Sunday, April 10, 2011 | 2:01 a.m.
Bipartisanship has arrived in the capital, and it is ugly to behold.
Once again, lawmakers are conspiring in their less-than-clever way to entomb reasonable campaign reform measures because they would create the horrifying result of more transparency.
They are, as usual, counting on what many legislators before them have relied on: that no one cares about campaign finance reform. And, alas, they may be right.
“They just don’t get it,” said an obviously frustrated Secretary of State Ross Miller, who has proposed electronic filing of campaign contributions and a deadline for reports to be filed before early voting.
“The public deserves to know who is financing the campaigns of their elected officials,” he said. “It’s beyond aggravating. Every election cycle there’s an outcry from the public and the media demanding stiffer election law penalties; campaign finance transparency; and, disclosures from shadowy third party groups. But, every legislative cycle they seem to forget that. Whether you compare it to the movie ‘Groundhog Day’ or the myth of Sisyphus, it’s the same old story from some of our incumbents.”
Miller couldn’t be more right. Every year Nevada is lambasted by transparency groups for its pathetically weak laws that allow candidates to go months without reporting contributions.
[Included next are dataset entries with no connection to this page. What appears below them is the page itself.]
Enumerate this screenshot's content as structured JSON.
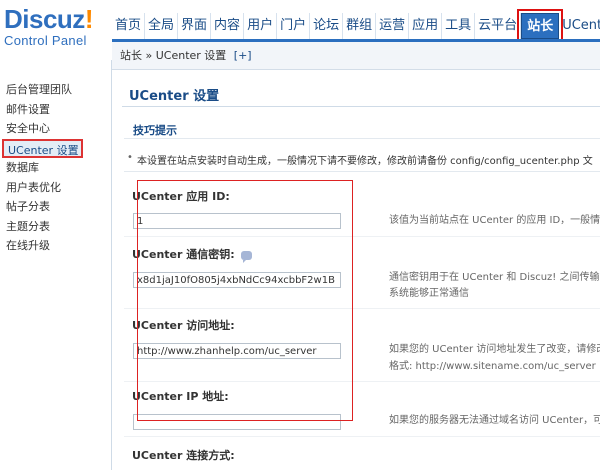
{
  "logo": {
    "main": "Discuz",
    "mark": "!",
    "sub": "Control Panel"
  },
  "topnav": {
    "items": [
      {
        "label": "首页"
      },
      {
        "label": "全局"
      },
      {
        "label": "界面"
      },
      {
        "label": "内容"
      },
      {
        "label": "用户"
      },
      {
        "label": "门户"
      },
      {
        "label": "论坛"
      },
      {
        "label": "群组"
      },
      {
        "label": "运营"
      },
      {
        "label": "应用"
      },
      {
        "label": "工具"
      },
      {
        "label": "云平台"
      },
      {
        "label": "站长",
        "active": true
      },
      {
        "label": "UCenter"
      }
    ]
  },
  "sidebar": {
    "items": [
      {
        "label": "后台管理团队"
      },
      {
        "label": "邮件设置"
      },
      {
        "label": "安全中心"
      },
      {
        "label": "UCenter 设置",
        "active": true
      },
      {
        "label": "数据库"
      },
      {
        "label": "用户表优化"
      },
      {
        "label": "帖子分表"
      },
      {
        "label": "主题分表"
      },
      {
        "label": "在线升级"
      }
    ]
  },
  "breadcrumb": {
    "text": "站长 » UCenter 设置",
    "add": "[+]"
  },
  "page": {
    "title": "UCenter 设置",
    "tips_head": "技巧提示",
    "tips_text": "本设置在站点安装时自动生成，一般情况下请不要修改，修改前请备份 config/config_ucenter.php 文"
  },
  "fields": {
    "app_id": {
      "label": "UCenter 应用 ID:",
      "value": "1",
      "desc": "该值为当前站点在 UCenter 的应用 ID，一般情"
    },
    "key": {
      "label": "UCenter 通信密钥:",
      "value": "x8d1jaJ10fO805j4xbNdCc94xcbbF2w1B",
      "desc1": "通信密钥用于在 UCenter 和 Discuz! 之间传输",
      "desc2": "系统能够正常通信"
    },
    "url": {
      "label": "UCenter 访问地址:",
      "value": "http://www.zhanhelp.com/uc_server",
      "desc1": "如果您的 UCenter 访问地址发生了改变，请修改",
      "desc2": "格式: http://www.sitename.com/uc_server"
    },
    "ip": {
      "label": "UCenter IP 地址:",
      "value": "",
      "desc": "如果您的服务器无法通过域名访问 UCenter，可"
    },
    "connect": {
      "label": "UCenter 连接方式:"
    }
  },
  "colors": {
    "accent": "#2b6fbf",
    "logo_orange": "#ff8a00",
    "highlight": "#d22"
  },
  "icons": {
    "help": "speech-bubble-help-icon"
  }
}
The fact that Nevada does not have electronic filing is an abomination — and I don’t think Miller goes far enough because there is no good reason why contributions should not be reported almost immediately on the Internet.
No good reason, that is, except it might tarnish elected officials who take money in proximity to votes or who don’t want it known right away that they took large sums from certain donors.
Miller was so sensitive to their sensitivities that he stripped three provisions from his major campaign reform bills and put them into one measure. Those are: mandating electronic fling, making the secretary of state’s office the central repository for reports and adding that report before early voting.
And even that is too much for lawmakers, who have attached a two-year cooling-off period to the measure as a potential poison pill. The stripped-down bill barely passed an Assembly committee last week, 8-7.
How obvious is it?
One vignette says it all: On the same day I revealed that Assemblyman William Horne had taken a two-day trip to London paid for by
PokerStars — a junket he did not report because he says a legislative lawyer said he was not required to — he lamented in the hearing on the reform bill that a cooling-off period would limit his ability to make money after his elected career. Indeed, it is outrageous that the state might bar an elected official from immediately trading on his or her relationships as so many folks have, including ex-Assembly Speaker Richard Perkins, the PokerStars lobbyist who facilitated Horne’s London sojourn.
Horne surely sees Perkins and others cashing in by trading their elected jobs for lobbying contracts and does not want to be barred from doing the same. He is not alone and that provision could kill the bill.
Assembly Speaker John Oceguera, to his credit, gets it and contradicted Horne and others who want to scuttle the cooling-off period.
“It’s not a matter of whether people are doing anything wrong, I can’t point to anything specifically; I think it is a matter of perception,” Oceguera said, as reported by the Nevada News Bureau. “And this goes in line with what many other states are doing and what the federal law does as well, and I think we need to be accountable to the public.”
Miller’s ideas certainly don’t go all the way, but that is just the point. Despite scaling back what he wants, the secretary of state is running into incumbents who are nakedly displaying what they care about most: self-perpetuation.
The disclosure deadlines in this state are laughable. A candidate reports contributions in January, then doesn’t have to again for half a year. And the next dates are so close to the elections that it is too late for the media or public to absorb — Miller’s early voting deadline would help.
What possible reason could there be for craven politicians to oppose more reporting or an electronic database, easily searchable by inquisitive reporters and diligent voters? The answer is in the question.
Folks, they count on you not caring about this issue because as long as you don’t, they can take contributions without timely disclosure, ensure they can trade their elective tenure for lobbying riches and continue to blur the lines between public service and private gain.
If it continues, if Miller becomes yet another secretary of state to be foiled by bipartisan incumbent-protectionism, it will be your apathy that allows them to once again get away with it.